That overdrawn director's loan account might come back to haunt you
Insolvency litigation funders: Vultures or providers of a valuable public service?
As a business owner, I’ve sometimes come across founders who are alarmingly cavalier with company money. Some director-owners freely spend company money on personal luxuries, and rely on their accountant to regularise this by declaring a dividend at the end of the accounting year. They are effectively borrowing money from the company during the year, and then clearing the loan by declaring a dividend to cover it. These entrepreneurs don’t see anything wrong with this: the company is making lots of money, they are the majority (or only) shareholder, they view the question of when money is paid vs when a dividend is declared as a purely technical matter which their accountant will sort out.
Even the official government guidance about director's loan accounts makes little comment about this beyond explaining the tax implications if you finish the year owing money to your company.
Borrowing money from your company in this way is common practice, but fraught with personal financial risk. Accordingly to s830 of the Companies Act 2006 a dividend can only be paid out of profits, and therefore should only be paid when you are certain the company has profits available. The most correct way to do this is to wait for the annual accounts to be prepared, consider how much profit is available, and then distribute some or all of the profit to shareholders. In that order. Doing it in some other order might mean you get to sign the lease on that supercar earlier, but you risk being hit with a large personal liability if the music stops and your business goes bust before you have sorted out the dividend position.
But how? If the business goes bust, the company is defunct and the “loan” gets forgotten about, doesn’t it?
Not any more. Before the The Small Business, Enterprise and Employment Act 2015, liquidators dealing with insolvent companies might well have decided not to chase directors too hard on this kind of thing because there would be no money in the company to fund legal action against the director, and the liquidator themselves would have personal costs exposure if the action failed.
The important change in the 2015 Act was to allow liquidators to sell these kinds of claims to litigation funders. The litigation funder pays for the legal action, and covers the risk of losing, in return for a cut of whatever they collect. There is now a growing industry of litigation funders privately pursuing directors for overdrawn directors' loan accounts and related claims.
That £100k overdrawn director's loan account will be promptly sold by the liquidator as a debt which can be chased by a litigation funder. The liquidator will get some small (~£5k) payment up front, plus around 50% of the proceeds of the action. The litigation funder gets the other 50%.
Once the company is in the control of liquidators, you can’t retrospectively declare a dividend to cancel out the director's loan account. It might even be hard to get access to the books in order to challenge exactly what transactions are going through that account.

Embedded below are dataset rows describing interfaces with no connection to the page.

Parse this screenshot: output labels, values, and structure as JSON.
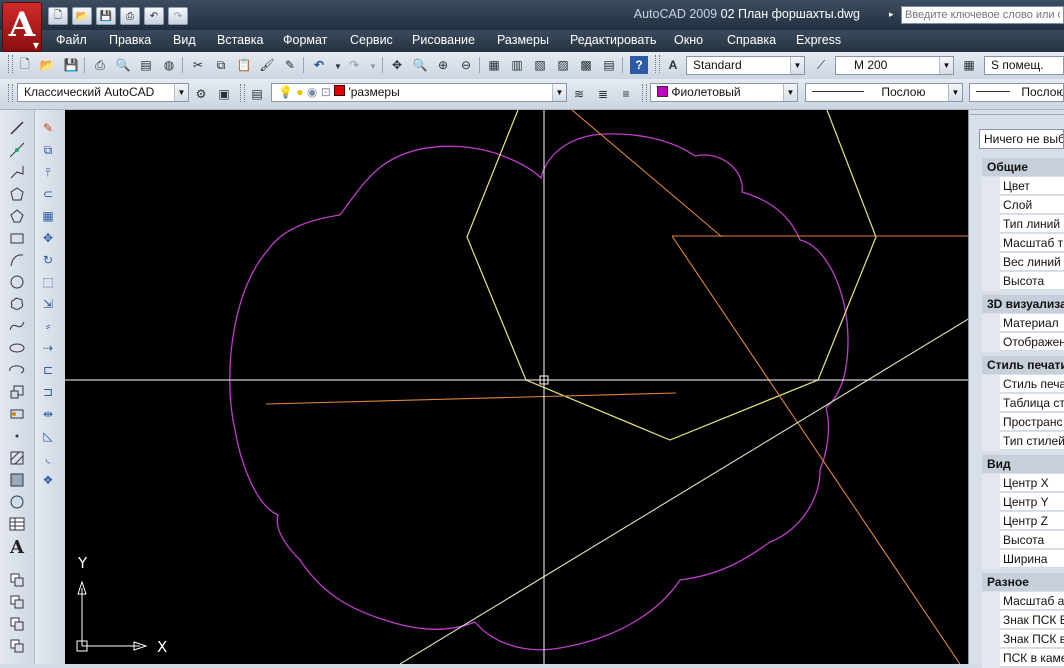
{
  "app": {
    "logo_letter": "A",
    "title_app": "AutoCAD 2009",
    "title_file": "02 План форшахты.dwg",
    "search_placeholder": "Введите ключевое слово или фр"
  },
  "menu": [
    "Файл",
    "Правка",
    "Вид",
    "Вставка",
    "Формат",
    "Сервис",
    "Рисование",
    "Размеры",
    "Редактировать",
    "Окно",
    "Справка",
    "Express"
  ],
  "toolbar2": {
    "text_style": "Standard",
    "dim_style": "М 200",
    "table_style": "S помещ."
  },
  "toolbar3": {
    "workspace": "Классический AutoCAD",
    "layer": "'размеры",
    "color": "Фиолетовый",
    "color_hex": "#c800c8",
    "linetype": "Послою",
    "lineweight": "Послою"
  },
  "ucs": {
    "x_label": "X",
    "y_label": "Y"
  },
  "properties": {
    "selection": "Ничего не выб",
    "categories": [
      {
        "name": "Общие",
        "rows": [
          "Цвет",
          "Слой",
          "Тип линий",
          "Масштаб т",
          "Вес линий",
          "Высота"
        ]
      },
      {
        "name": "3D визуализа",
        "rows": [
          "Материал",
          "Отображен"
        ]
      },
      {
        "name": "Стиль печати",
        "rows": [
          "Стиль печа",
          "Таблица ст",
          "Пространс",
          "Тип стилей"
        ]
      },
      {
        "name": "Вид",
        "rows": [
          "Центр X",
          "Центр Y",
          "Центр Z",
          "Высота",
          "Ширина"
        ]
      },
      {
        "name": "Разное",
        "rows": [
          "Масштаб а",
          "Знак ПСК В",
          "Знак ПСК в",
          "ПСК в камер"
        ]
      }
    ]
  },
  "colors": {
    "cloud": "#c03ccc",
    "hexagon": "#e6e67a",
    "orange": "#e0853a",
    "crosshair": "#ffffff",
    "construction": "#dde8b8"
  }
}
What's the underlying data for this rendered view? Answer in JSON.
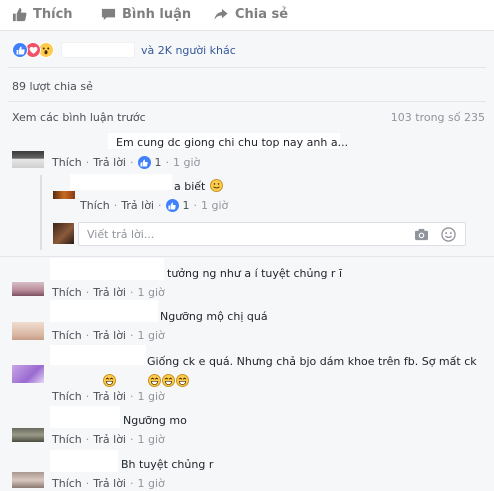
{
  "actions": {
    "like_label": "Thích",
    "comment_label": "Bình luận",
    "share_label": "Chia sẻ"
  },
  "reactions": {
    "icons": [
      "like-icon",
      "love-icon",
      "wow-icon"
    ],
    "summary_text": "và 2K người khác"
  },
  "shares": {
    "text": "89 lượt chia sẻ"
  },
  "comments_header": {
    "prev_text": "Xem các bình luận trước",
    "count_text": "103 trong số 235"
  },
  "comments": [
    {
      "text": "Em cung dc giong chi chu top nay anh a...",
      "like": "Thích",
      "reply": "Trả lời",
      "likes": "1",
      "time": "1 giờ"
    },
    {
      "text": "tưởng ng như a í tuyệt chủng r ī",
      "like": "Thích",
      "reply": "Trả lời",
      "time": "1 giờ"
    },
    {
      "text": "Ngưỡng mộ chị quá",
      "like": "Thích",
      "reply": "Trả lời",
      "time": "1 giờ"
    },
    {
      "text": "Giống ck e quá. Nhưng chả bjo dám khoe trên fb. Sợ mất ck",
      "like": "Thích",
      "reply": "Trả lời",
      "time": "1 giờ"
    },
    {
      "text": "Ngưỡng mo",
      "like": "Thích",
      "reply": "Trả lời",
      "time": "1 giờ"
    },
    {
      "text": "Bh tuyệt chủng r",
      "like": "Thích",
      "reply": "Trả lời",
      "time": "1 giờ"
    }
  ],
  "reply": {
    "text": "a biết",
    "like": "Thích",
    "reply": "Trả lời",
    "likes": "1",
    "time": "1 giờ"
  },
  "reply_input": {
    "placeholder": "Viết trả lời..."
  },
  "colors": {
    "facebook_blue": "#4080ff",
    "link_blue": "#365899",
    "love_red": "#f25268",
    "emoji_yellow": "#ffcc4d"
  }
}
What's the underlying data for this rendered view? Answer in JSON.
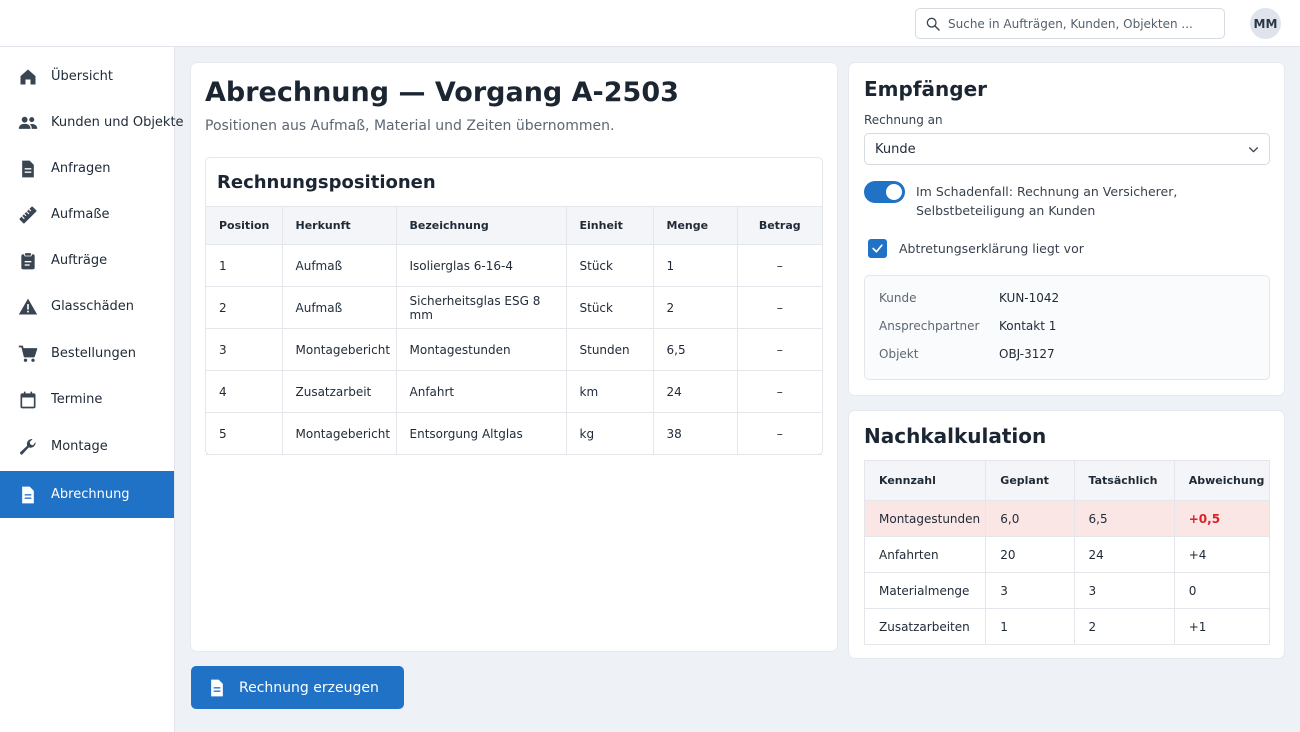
{
  "header": {
    "search_placeholder": "Suche in Aufträgen, Kunden, Objekten ...",
    "avatar_initials": "MM"
  },
  "sidebar": {
    "items": [
      {
        "label": "Übersicht",
        "icon": "home-icon"
      },
      {
        "label": "Kunden und Objekte",
        "icon": "people-icon"
      },
      {
        "label": "Anfragen",
        "icon": "document-icon"
      },
      {
        "label": "Aufmaße",
        "icon": "ruler-icon"
      },
      {
        "label": "Aufträge",
        "icon": "clipboard-icon"
      },
      {
        "label": "Glasschäden",
        "icon": "warning-icon"
      },
      {
        "label": "Bestellungen",
        "icon": "cart-icon"
      },
      {
        "label": "Termine",
        "icon": "calendar-icon"
      },
      {
        "label": "Montage",
        "icon": "wrench-icon"
      },
      {
        "label": "Abrechnung",
        "icon": "document-icon",
        "active": true
      }
    ]
  },
  "main": {
    "title": "Abrechnung — Vorgang A-2503",
    "subtitle": "Positionen aus Aufmaß, Material und Zeiten übernommen.",
    "positions": {
      "title": "Rechnungspositionen",
      "columns": [
        "Position",
        "Herkunft",
        "Bezeichnung",
        "Einheit",
        "Menge",
        "Betrag"
      ],
      "rows": [
        [
          "1",
          "Aufmaß",
          "Isolierglas 6-16-4",
          "Stück",
          "1",
          "–"
        ],
        [
          "2",
          "Aufmaß",
          "Sicherheitsglas ESG 8 mm",
          "Stück",
          "2",
          "–"
        ],
        [
          "3",
          "Montagebericht",
          "Montagestunden",
          "Stunden",
          "6,5",
          "–"
        ],
        [
          "4",
          "Zusatzarbeit",
          "Anfahrt",
          "km",
          "24",
          "–"
        ],
        [
          "5",
          "Montagebericht",
          "Entsorgung Altglas",
          "kg",
          "38",
          "–"
        ]
      ]
    },
    "create_button": "Rechnung erzeugen"
  },
  "recipient": {
    "title": "Empfänger",
    "invoice_to_label": "Rechnung an",
    "invoice_to_value": "Kunde",
    "toggle_label": "Im Schadenfall: Rechnung an Versicherer, Selbstbeteiligung an Kunden",
    "toggle_on": true,
    "checkbox_label": "Abtretungserklärung liegt vor",
    "checkbox_checked": true,
    "info": [
      {
        "key": "Kunde",
        "value": "KUN-1042"
      },
      {
        "key": "Ansprechpartner",
        "value": "Kontakt 1"
      },
      {
        "key": "Objekt",
        "value": "OBJ-3127"
      }
    ]
  },
  "postcalc": {
    "title": "Nachkalkulation",
    "columns": [
      "Kennzahl",
      "Geplant",
      "Tatsächlich",
      "Abweichung"
    ],
    "rows": [
      [
        "Montagestunden",
        "6,0",
        "6,5",
        "+0,5"
      ],
      [
        "Anfahrten",
        "20",
        "24",
        "+4"
      ],
      [
        "Materialmenge",
        "3",
        "3",
        "0"
      ],
      [
        "Zusatzarbeiten",
        "1",
        "2",
        "+1"
      ]
    ],
    "highlight_row": 0
  },
  "colors": {
    "accent": "#1f72c6",
    "alert_row_bg": "#fbe6e6",
    "alert_text": "#d8232a"
  }
}
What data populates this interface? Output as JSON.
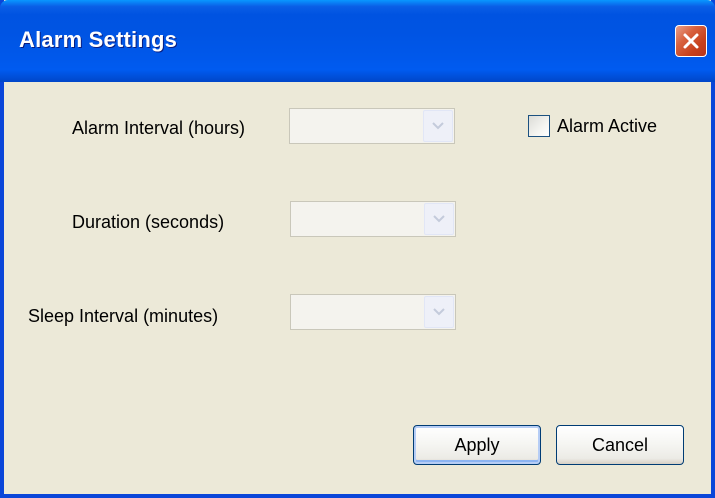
{
  "window": {
    "title": "Alarm Settings"
  },
  "fields": [
    {
      "label": "Alarm Interval (hours)",
      "value": ""
    },
    {
      "label": "Duration (seconds)",
      "value": ""
    },
    {
      "label": "Sleep Interval (minutes)",
      "value": ""
    }
  ],
  "alarm_active": {
    "label": "Alarm Active",
    "checked": false
  },
  "buttons": {
    "apply_label": "Apply",
    "cancel_label": "Cancel"
  },
  "icons": {
    "close": "close-icon",
    "dropdown": "chevron-down-icon"
  },
  "colors": {
    "title_bar": "#0054E3",
    "close_button": "#C7401C",
    "dialog_background": "#ECE9D8"
  }
}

Consider the case of Manolete v Matta. Dr Matta was in the care home business. Manolete is a litigation funder, specialising in company insolvency claims. Dr Matta's company was doing very well for many years, and he bought himself a yacht and other luxury items with company money. He never much troubled to get the accounting paperwork in order, so these purchases were effectively funded by the company loaning money to him.
He ended up being ordered to pay, personally, nearly £1.5m to Manolete after his company went bust. With legal costs on top of that.
A bit more about costs: unless you settle very promptly, you will end up paying some of the litigation funder’s legal costs on top of whatever you owed your company. These can easily get into the tens of thousands of pounds after just a couple of exchanges of letters, and more like a hundred grand if you end up losing at trial.
Is this fair? Yes, totally. It is part of the bargain which company owners strike with society when they set up a limited company. In return for avoiding personal liability for your company’s debts, you have to follow some rules as a director. You have to file annual accounts for the public to inspect (so people trading with your company can find out about its history) and you have to treat the company as a separate entity with its own money and decision-making processes.
If you’ve borrowed money from the company, and the company goes bust soon afterwards, that money is not yours. It should have stayed in the company to pay the company’s suppliers.
Litigation funders look like vultures to the directors they are pursuing. They will be ruthless. They’ll go after your house if necessary (indeed, they will probably only pursue you if they can see that you do have some assets, like a house, available).
Those same ruthless litigation funders will look like heroes to the creditors on whose behalf they are ultimately working. As a business owner, you don’t want other business owners using their company money to buy supercars when they should be paying your invoice. The basic principle of limited liability is that shareholders are paid last, only once the company’s obligations to their trading partners have been settled. As a business owner, you want there to be a system to keep in check those directors who don’t play by the rules.
The good news if you are on the wrong side of one of these cases: you can nearly always negotiate a settlement. The litigation funder will only go to court if they have a technical point of law they need to test. Otherwise, they will likely negotiate a deal with you which keeps their costs and risk to a minimum.
If you are facing one of these cases, the absolutely first thing you should do is lawyer up. Then, probably the very next thing to do: instruct a commercial mediator to help negotiate a settlement. As a former business owner myself, I will understand the issues in these cases better than many other mediators. I’m as happy trawling through your DLA ledger with the accountant as I am relaying technical legal points between each set of lawyers. Get in touch if you’d like an informal chat to find out if I might be able to help.